11. A multiple compartment package according to claim 10 in which the ends of the package are each closed by a transverse seal generally parallel to the seal between compartments.
12. A multiple compartment container for holding substances in separate compartments, comprising:
a pair of overlying walls of thin flexible sheet material joined together, except for product-receiving openings, to define between the walls an interior product-holding space, each of said walls having a plurality of layers bonded together and at least one wall having a release area at which the bond between adjoining layers is reduced in strength; and
means dividing the interior product-holding space into two separate compartments, each having a product-receiving opening, said means comprising a seal joining together said walls and extending transversely across the package and crossing the release area;
whereby the means dividing the interior space into two compartments can be ruptured by rupture of the inner layer at said release area.
13. A multiple compartment container according to claim 12 in which the inner layer on each wall is a heat-sealable material and the transverse seal is formed by heat and pressure.
14. A multiple compartment container according to claim 12 in which the transverse seal extends lengthwise thereof between opposite sides of the container and beyond the release area, and the width of the transverse seal is less than the corresponding dimension of the release area.

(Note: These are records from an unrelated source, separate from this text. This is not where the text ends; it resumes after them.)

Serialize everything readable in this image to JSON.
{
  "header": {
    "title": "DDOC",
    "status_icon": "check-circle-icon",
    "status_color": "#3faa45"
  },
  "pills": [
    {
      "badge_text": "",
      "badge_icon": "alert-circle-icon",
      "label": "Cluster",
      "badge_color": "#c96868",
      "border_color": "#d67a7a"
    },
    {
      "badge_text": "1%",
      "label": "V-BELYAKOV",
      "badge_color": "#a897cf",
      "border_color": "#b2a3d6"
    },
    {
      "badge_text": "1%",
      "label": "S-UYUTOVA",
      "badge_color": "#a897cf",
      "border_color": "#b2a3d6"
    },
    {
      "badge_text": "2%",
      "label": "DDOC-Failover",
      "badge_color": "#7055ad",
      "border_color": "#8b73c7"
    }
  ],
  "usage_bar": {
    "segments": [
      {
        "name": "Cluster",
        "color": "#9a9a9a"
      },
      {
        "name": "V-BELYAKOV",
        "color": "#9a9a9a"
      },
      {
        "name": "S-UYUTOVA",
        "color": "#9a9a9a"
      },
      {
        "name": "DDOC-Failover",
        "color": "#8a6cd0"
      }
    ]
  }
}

15. A multiple compartment container according to claim 12 in which a said adjoining layer has printed on it over the release area a substance reducing the bond between the adjoining layers.
16. A package for holding a product, comprising:
a pair of overlying walls of thin flexible sheet material joined together to define between the walls an interior productholding space, each of said walls having a plurality of layers bonded together and at least one wall having a release area at which the bond between adjoining layers is reduced in strength;
means closing the interior product-holding space at one side thereof, said means comprising a seal joining together said walls and extending transversely across the package and crossing the release area; and
a product in said interior space;
whereby an opening for product discharge from the package can be established by rupture of the inner layer at said release area.
17. A package according to claim 16 in which the inner layer on each wall is a heat-scalable material and the transverse seal is formed by heat and pressure.
18. A package according to claim 16 in which the transverse seal extends lengthwise thereof between opposite sides of the package and beyond the release area, and the width of the transverse seal is less than the corresponding dimension of the release area.
19. A package according to claim 16 in which a said adjoin ing layer has printed on it over the release area a substance reducing the bond between the adjoining layers.